Recovery Exercise 8.1: Freedom Bound
The objective of this exercise is to foster new thoughts and insights related to addiction, self-control, and personal freedom.
Addiction involves a loss of control. Paradoxically, most people, in the course of a discussion about the subject of addiction, verbalize powerful sentiments against letting anyone or anything control them.
One way in which you can gain a deeper awareness of your addiction is by writing an essay entitled, “Addiction, Self-Control, and Personal Freedom.” In your essay, reflect on your own personal feelings about being controlled by anyone or anything. From there, try to distinguish the different things you have done (in regards to your addiction) that have been outside of your control, versus instances that were a matter of personal choice.
Conclude your essay with thoughts in regard to how self-control, especially in context with your addictive activities, will ultimately lead to greater personal freedom.
Recovery Exercise 8.2: This Message Will Self-Destruct
The objective of this exercise is to reflect upon suicide and other varieties of self-injurious behavior.
To expand further, most people want to live their lives to the fullest. They seek out other people with whom they can relate to in a meaningful and uniquely human way. They seek out activities that entertain, enrich, or otherwise reward. They have a general desire to eat nutritious food, exercise, and take care of themselves, even if they do not always do so. Most people hope to keep themselves healthy and active for as long as possible.
There are other people who exhibit behavior that stands in marked contrast to such life-affirming behaviors. They seem not to care very much about living a healthy and active life. In fact, at times they seem intent on self-destruction. They may gravitate to people capable of inflicting harm on them. They may involve themselves in activities and situations at which life and limb are placed at greater risk. They may neglect themselves in different ways, some of which include poor nutrition, exercise, and medical care. They may even unintentionally hurt themselves on their own or through the provoking of others.
When high levels of self-destruction are exhibited, oftentimes the underlying behavior is the hidden assumption that the worst that can happen is death. Consequently, death is not seen as such a horrible outcome, because it is viewed as a form of freedom. However, in reality, no one can say with certainty that death does, in fact, bring freedom. Perhaps the only thing we can say with certainty about what death brings is an end to life, and an end to life does not have the look of freedom.
Questions to consider…
- What kinds of self-destructive behaviors have you engaged in in the past?
- What is the “message” that comes to your mind to prompt such behaviors?
- What do your thoughts convey to you in order to give yourself permission to engage in self-destructive behavior?
- What does your self-destructive behavior communicate to others about who you are?
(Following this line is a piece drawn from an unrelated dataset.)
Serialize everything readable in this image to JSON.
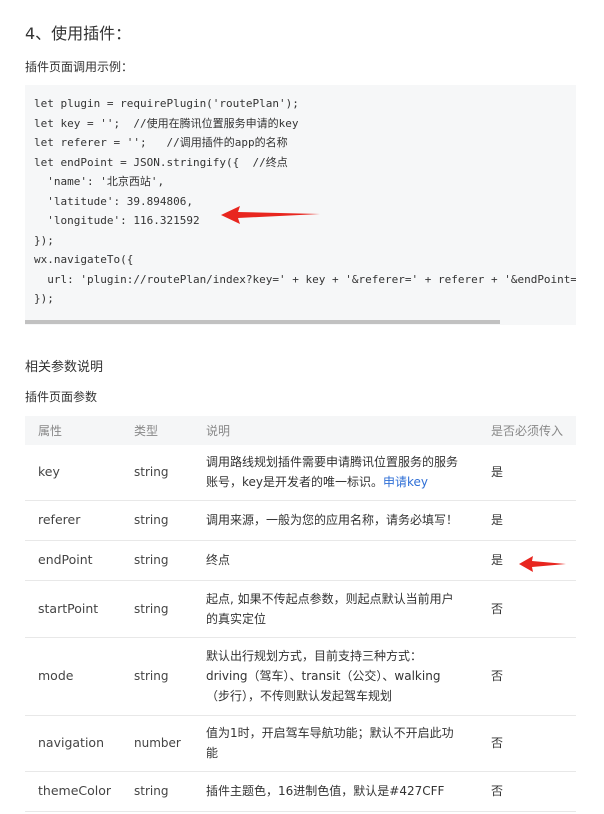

- In what less destructive ways might you be able to send the same or a similar message to others?
- Are there other more constructive messages that need to be sent to other people about who you are?
- What messages will help you to reverse your course toward a healthier life?